Saturday, August 7, 2010
Book Look Review "Sarah's Key"
Parlez -vous francais? I used to parlez a little since I grew up in the bilingual country of Canada. Although the French Canadians known as Quebecois do not actually speak the Parisian version I learned in school and off the back of the cereal box every morning. It’s a handy language to speak -especially living here in Utah. “Sarah’s Key” by Tatiana De Rosnay is a French novel translated for the rest of you who cannot read it in French. Actually I wouldn’t be able to read it either except for cereal box words like sucre Pop and cereals de mais.
It’s a bestseller here in America and an award winning choice for book clubs. The novel begins in Paris July 1942 with the tragic story of ten-year-old Sarah who is taken in the middle of the night by the French police. Her Jewish family is betrayed by their apartment concierge. Sarah quickly hides her little brother by locking him in a cupboard believing they will return for him in just a few hours.
That’s when I started to cry the first time. I didn’t know very much about this infamous round up of 10,000 French citizens by the French police labeled Vel’d’Hiv. Captive families were kept in a locked stadium for days without food or water and then children and parents were literally torn apart as the parents were sent to Auschwitz. Little Sarah’s story is similar to many holocaust survivors and unique to others. The author notes: “This is not a historical work and has no intention of being one. It is my tribute to the children of the Vel’d’Hiv’. The children who never came back. And the ones who survived to tell.”

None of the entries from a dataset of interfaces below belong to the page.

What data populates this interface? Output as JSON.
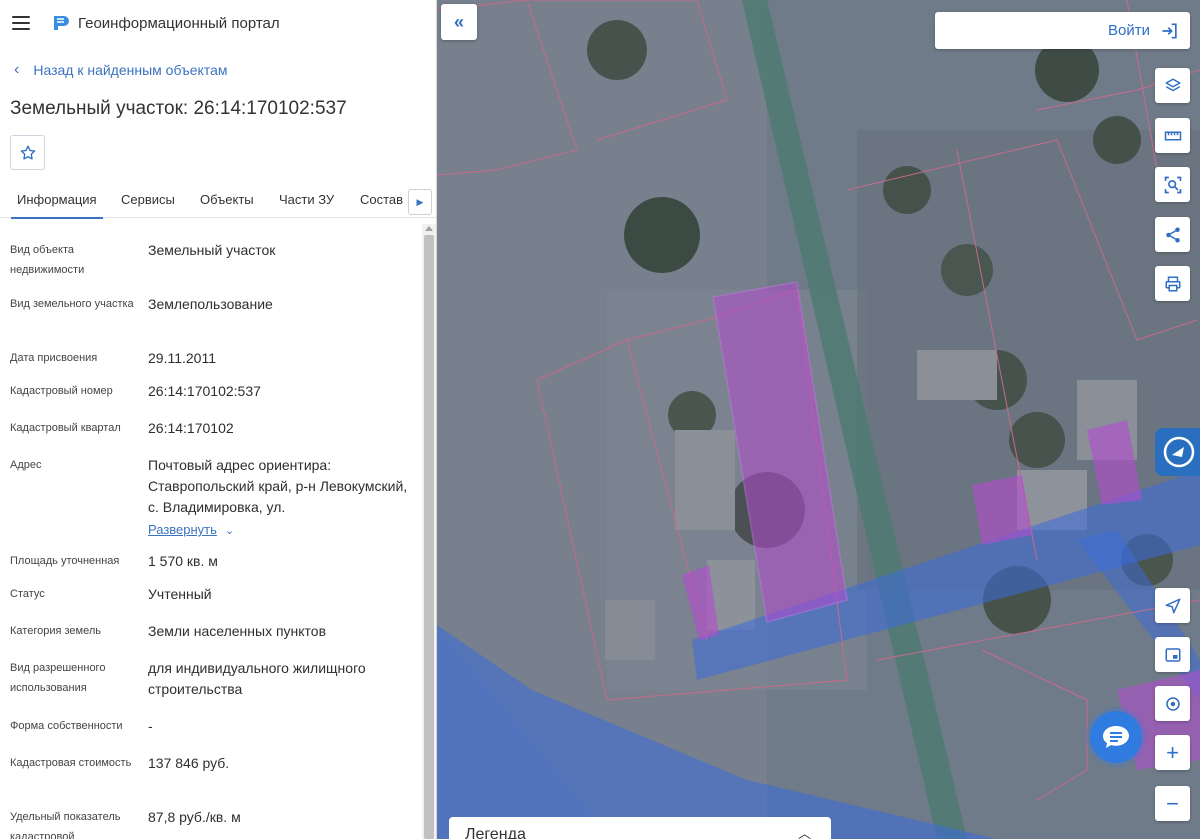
{
  "header": {
    "app_title": "Геоинформационный портал",
    "menu_icon": "menu-icon",
    "logo_icon": "portal-logo-icon"
  },
  "nav": {
    "back_label": "Назад к найденным объектам"
  },
  "object": {
    "title": "Земельный участок: 26:14:170102:537"
  },
  "tabs": [
    {
      "label": "Информация",
      "active": true
    },
    {
      "label": "Сервисы",
      "active": false
    },
    {
      "label": "Объекты",
      "active": false
    },
    {
      "label": "Части ЗУ",
      "active": false
    },
    {
      "label": "Состав",
      "active": false
    }
  ],
  "info": [
    {
      "label": "Вид объекта недвижимости",
      "value": "Земельный участок"
    },
    {
      "label": "Вид земельного участка",
      "value": "Землепользование"
    },
    {
      "label": "Дата присвоения",
      "value": "29.11.2011"
    },
    {
      "label": "Кадастровый номер",
      "value": "26:14:170102:537"
    },
    {
      "label": "Кадастровый квартал",
      "value": "26:14:170102"
    },
    {
      "label": "Адрес",
      "value": "Почтовый адрес ориентира: Ставропольский край, р-н Левокумский, с. Владимировка, ул.",
      "expand_label": "Развернуть"
    },
    {
      "label": "Площадь уточненная",
      "value": "1 570 кв. м"
    },
    {
      "label": "Статус",
      "value": "Учтенный"
    },
    {
      "label": "Категория земель",
      "value": "Земли населенных пунктов"
    },
    {
      "label": "Вид разрешенного использования",
      "value": "для индивидуального жилищного строительства"
    },
    {
      "label": "Форма собственности",
      "value": "-"
    },
    {
      "label": "Кадастровая стоимость",
      "value": "137 846 руб."
    },
    {
      "label": "Удельный показатель кадастровой",
      "value": "87,8 руб./кв. м"
    }
  ],
  "map": {
    "login_label": "Войти",
    "legend_label": "Легенда",
    "tools": [
      "layers-icon",
      "ruler-icon",
      "area-select-icon",
      "share-icon",
      "print-icon",
      "locate-arrow-icon",
      "minimap-icon",
      "geolocation-icon",
      "zoom-in-icon",
      "zoom-out-icon"
    ],
    "colors": {
      "accent": "#2f6ec3",
      "parcel_highlight": "#b44bd0",
      "zone_blue": "#3a6cdc"
    }
  }
}
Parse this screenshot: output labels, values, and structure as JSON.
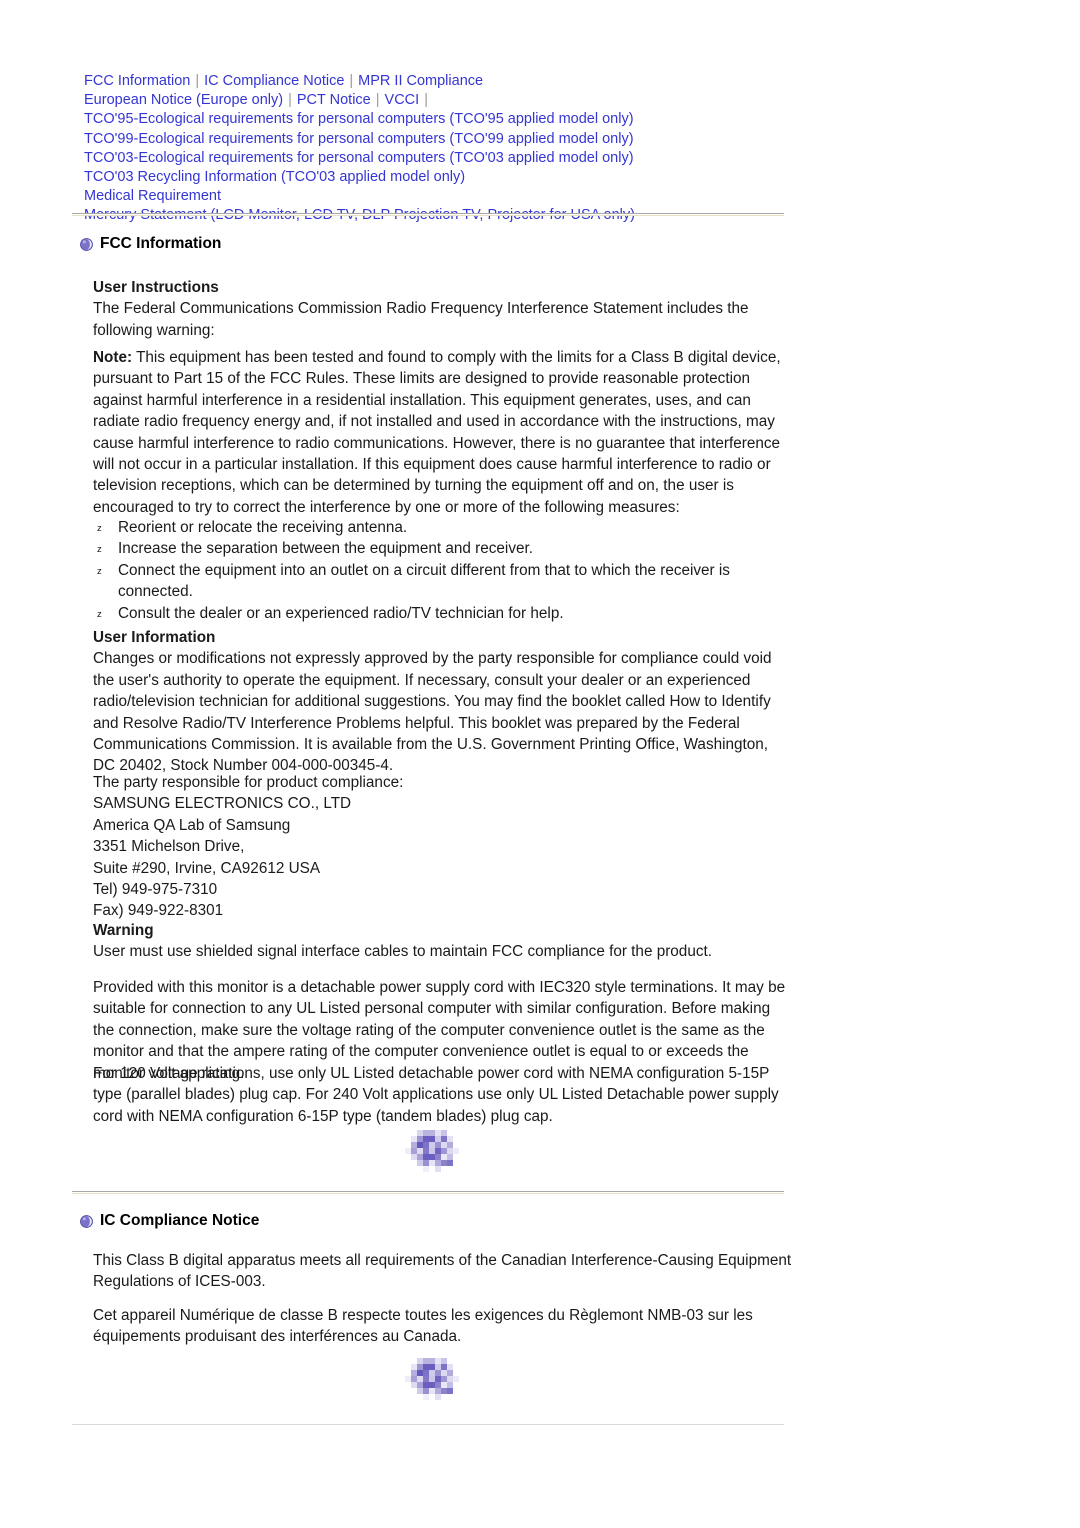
{
  "page": {
    "title": "FCC Information",
    "link_color": "#3535d4",
    "separator_color": "#9a9a9a",
    "bullet_color": "#7b73c9",
    "rule_color": "#a8a8a8",
    "rule_shadow_color": "#e8e0c4"
  },
  "nav": {
    "separator": "|",
    "rows": [
      {
        "links": [
          "FCC Information",
          "IC Compliance Notice",
          "MPR II Compliance"
        ],
        "trailing_separator": false
      },
      {
        "links": [
          "European Notice (Europe only)",
          "PCT Notice",
          "VCCI"
        ],
        "trailing_separator": true
      }
    ],
    "single_links": [
      "TCO'95-Ecological requirements for personal computers (TCO'95 applied model only)",
      "TCO'99-Ecological requirements for personal computers (TCO'99 applied model only)",
      "TCO'03-Ecological requirements for personal computers (TCO'03 applied model only)",
      "TCO'03 Recycling Information (TCO'03 applied model only)",
      "Medical Requirement",
      "Mercury Statement (LCD Monitor, LCD TV, DLP Projection TV, Projector for USA only)"
    ]
  },
  "fcc": {
    "heading": "FCC Information",
    "user_instructions_heading": "User Instructions",
    "user_instructions_body": "The Federal Communications Commission Radio Frequency Interference Statement includes the following warning:",
    "note_label": "Note:",
    "note_body": " This equipment has been tested and found to comply with the limits for a Class B digital device, pursuant to Part 15 of the FCC Rules. These limits are designed to provide reasonable protection against harmful interference in a residential installation. This equipment generates, uses, and can radiate radio frequency energy and, if not installed and used in accordance with the instructions, may cause harmful interference to radio communications. However, there is no guarantee that interference will not occur in a particular installation. If this equipment does cause harmful interference to radio or television receptions, which can be determined by turning the equipment off and on, the user is encouraged to try to correct the interference by one or more of the following measures:",
    "measures_bullet": "z",
    "measures": [
      "Reorient or relocate the receiving antenna.",
      "Increase the separation between the equipment and receiver.",
      "Connect the equipment into an outlet on a circuit different from that to which the receiver is connected.",
      "Consult the dealer or an experienced radio/TV technician for help."
    ],
    "user_information_heading": "User Information",
    "user_information_body": "Changes or modifications not expressly approved by the party responsible for compliance could void the user's authority to operate the equipment. If necessary, consult your dealer or an experienced radio/television technician for additional suggestions. You may find the booklet called How to Identify and Resolve Radio/TV Interference Problems helpful. This booklet was prepared by the Federal Communications Commission. It is available from the U.S. Government Printing Office, Washington, DC 20402, Stock Number 004-000-00345-4.",
    "responsible_party": [
      "The party responsible for product compliance:",
      "SAMSUNG ELECTRONICS CO., LTD",
      "America QA Lab of Samsung",
      "3351 Michelson Drive,",
      "Suite #290, Irvine, CA92612 USA",
      "Tel) 949-975-7310",
      "Fax) 949-922-8301"
    ],
    "warning_heading": "Warning",
    "warning_body": "User must use shielded signal interface cables to maintain FCC compliance for the product.",
    "power_cord_para": "Provided with this monitor is a detachable power supply cord with IEC320 style terminations. It may be suitable for connection to any UL Listed personal computer with similar configuration. Before making the connection, make sure the voltage rating of the computer convenience outlet is the same as the monitor and that the ampere rating of the computer convenience outlet is equal to or exceeds the monitor voltage rating.",
    "nema_para": "For 120 Volt applications, use only UL Listed detachable power cord with NEMA configuration 5-15P type (parallel blades) plug cap. For 240 Volt applications use only UL Listed Detachable power supply cord with NEMA configuration 6-15P type (tandem blades) plug cap."
  },
  "ic": {
    "heading": "IC Compliance Notice",
    "paragraph_en": "This Class B digital apparatus meets all requirements of the Canadian Interference-Causing Equipment Regulations of ICES-003.",
    "paragraph_fr": "Cet appareil Numérique de classe B respecte toutes les exigences du Règlemont NMB-03 sur les équipements produisant des interférences au Canada."
  },
  "graphics": {
    "top_link_alt": "back-to-top-graphic",
    "bottom_link_alt": "back-to-top-graphic"
  }
}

After a few chapters we are introduced to the American journalist Julia married to a Parisian whose family secrets lead her to search for Sarah. De Rosnay is skillful in weaving the story between the two characters. I did wish for more of heartbreaking Sarah’s story and a little less of Julia with her modern day family problems which pale by comparison.
I read this very good book in two days while on vacation in Canada. I’m sure people wondered why I had red-rimmed eyes sitting on the shores of Lake Erie in my mom’s retro orange webbed lawn chair. Je n’aime pas. I don’t care. It was worth adding a little salt water to the sand at the lake.
And Alyssa will be soon adding her review here on the blog.